Copy every line below precisely as it appears.

Supplied entries Start Marker

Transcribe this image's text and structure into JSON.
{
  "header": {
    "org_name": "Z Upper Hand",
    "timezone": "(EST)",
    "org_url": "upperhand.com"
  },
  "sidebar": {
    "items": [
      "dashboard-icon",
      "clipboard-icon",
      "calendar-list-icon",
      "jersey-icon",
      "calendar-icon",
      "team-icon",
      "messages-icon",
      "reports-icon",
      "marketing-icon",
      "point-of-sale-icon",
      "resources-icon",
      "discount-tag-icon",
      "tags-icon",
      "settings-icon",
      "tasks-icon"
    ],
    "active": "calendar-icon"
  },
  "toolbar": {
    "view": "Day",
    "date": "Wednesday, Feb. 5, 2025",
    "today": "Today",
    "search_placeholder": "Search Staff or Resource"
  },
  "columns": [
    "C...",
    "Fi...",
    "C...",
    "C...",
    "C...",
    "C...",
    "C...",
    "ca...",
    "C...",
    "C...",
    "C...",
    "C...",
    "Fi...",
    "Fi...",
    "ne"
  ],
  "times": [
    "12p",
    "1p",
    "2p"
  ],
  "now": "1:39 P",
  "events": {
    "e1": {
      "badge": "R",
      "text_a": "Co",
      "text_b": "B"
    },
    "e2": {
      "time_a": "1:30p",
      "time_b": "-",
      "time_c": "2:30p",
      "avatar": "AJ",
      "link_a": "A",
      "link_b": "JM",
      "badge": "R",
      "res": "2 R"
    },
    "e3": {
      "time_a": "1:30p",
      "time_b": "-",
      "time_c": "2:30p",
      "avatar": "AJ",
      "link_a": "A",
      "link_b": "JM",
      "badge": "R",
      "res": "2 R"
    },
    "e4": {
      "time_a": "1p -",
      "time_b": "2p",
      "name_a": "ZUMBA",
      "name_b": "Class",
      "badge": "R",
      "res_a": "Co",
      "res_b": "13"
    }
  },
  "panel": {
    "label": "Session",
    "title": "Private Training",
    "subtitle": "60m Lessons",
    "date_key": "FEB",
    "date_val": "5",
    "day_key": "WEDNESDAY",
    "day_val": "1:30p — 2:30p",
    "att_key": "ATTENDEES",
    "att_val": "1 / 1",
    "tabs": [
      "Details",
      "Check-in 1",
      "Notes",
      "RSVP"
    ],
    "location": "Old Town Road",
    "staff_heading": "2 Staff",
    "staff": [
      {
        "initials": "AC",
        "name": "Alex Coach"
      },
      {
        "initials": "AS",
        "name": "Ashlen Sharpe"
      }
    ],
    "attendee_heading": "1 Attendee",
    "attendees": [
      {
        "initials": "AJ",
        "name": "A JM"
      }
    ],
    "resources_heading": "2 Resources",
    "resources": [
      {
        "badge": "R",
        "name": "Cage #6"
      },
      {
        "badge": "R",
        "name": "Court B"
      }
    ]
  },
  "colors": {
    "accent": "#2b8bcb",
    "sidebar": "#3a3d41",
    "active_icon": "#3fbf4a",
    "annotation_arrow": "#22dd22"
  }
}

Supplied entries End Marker

#### [Response to the task]
Transcribe this image's text and structure into JSON.
{
  "header": {
    "org_name": "Z Upper Hand",
    "timezone": "(EST)",
    "org_url": "upperhand.com"
  },
  "sidebar": {
    "items": [
      "dashboard-icon",
      "clipboard-icon",
      "calendar-list-icon",
      "jersey-icon",
      "calendar-icon",
      "team-icon",
      "messages-icon",
      "reports-icon",
      "marketing-icon",
      "point-of-sale-icon",
      "resources-icon",
      "discount-tag-icon",
      "tags-icon",
      "settings-icon",
      "tasks-icon"
    ],
    "active": "calendar-icon"
  },
  "toolbar": {
    "view": "Day",
    "date": "Wednesday, Feb. 5, 2025",
    "today": "Today",
    "search_placeholder": "Search Staff or Resource"
  },
  "columns": [
    "C...",
    "Fi...",
    "C...",
    "C...",
    "C...",
    "C...",
    "C...",
    "ca...",
    "C...",
    "C...",
    "C...",
    "C...",
    "Fi...",
    "Fi...",
    "ne"
  ],
  "times": [
    "12p",
    "1p",
    "2p"
  ],
  "now": "1:39 P",
  "events": {
    "e1": {
      "badge": "R",
      "text_a": "Co",
      "text_b": "B"
    },
    "e2": {
      "time_a": "1:30p",
      "time_b": "-",
      "time_c": "2:30p",
      "avatar": "AJ",
      "link_a": "A",
      "link_b": "JM",
      "badge": "R",
      "res": "2 R"
    },
    "e3": {
      "time_a": "1:30p",
      "time_b": "-",
      "time_c": "2:30p",
      "avatar": "AJ",
      "link_a": "A",
      "link_b": "JM",
      "badge": "R",
      "res": "2 R"
    },
    "e4": {
      "time_a": "1p -",
      "time_b": "2p",
      "name_a": "ZUMBA",
      "name_b": "Class",
      "badge": "R",
      "res_a": "Co",
      "res_b": "13"
    }
  },
  "panel": {
    "label": "Session",
    "title": "Private Training",
    "subtitle": "60m Lessons",
    "date_key": "FEB",
    "date_val": "5",
    "day_key": "WEDNESDAY",
    "day_val": "1:30p — 2:30p",
    "att_key": "ATTENDEES",
    "att_val": "1 / 1",
    "tabs": [
      "Details",
      "Check-in 1",
      "Notes",
      "RSVP"
    ],
    "location": "Old Town Road",
    "staff_heading": "2 Staff",
    "staff": [
      {
        "initials": "AC",
        "name": "Alex Coach"
      },
      {
        "initials": "AS",
        "name": "Ashlen Sharpe"
      }
    ],
    "attendee_heading": "1 Attendee",
    "attendees": [
      {
        "initials": "AJ",
        "name": "A JM"
      }
    ],
    "resources_heading": "2 Resources",
    "resources": [
      {
        "badge": "R",
        "name": "Cage #6"
      },
      {
        "badge": "R",
        "name": "Court B"
      }
    ]
  },
  "colors": {
    "accent": "#2b8bcb",
    "sidebar": "#3a3d41",
    "active_icon": "#3fbf4a",
    "annotation_arrow": "#22dd22"
  }
}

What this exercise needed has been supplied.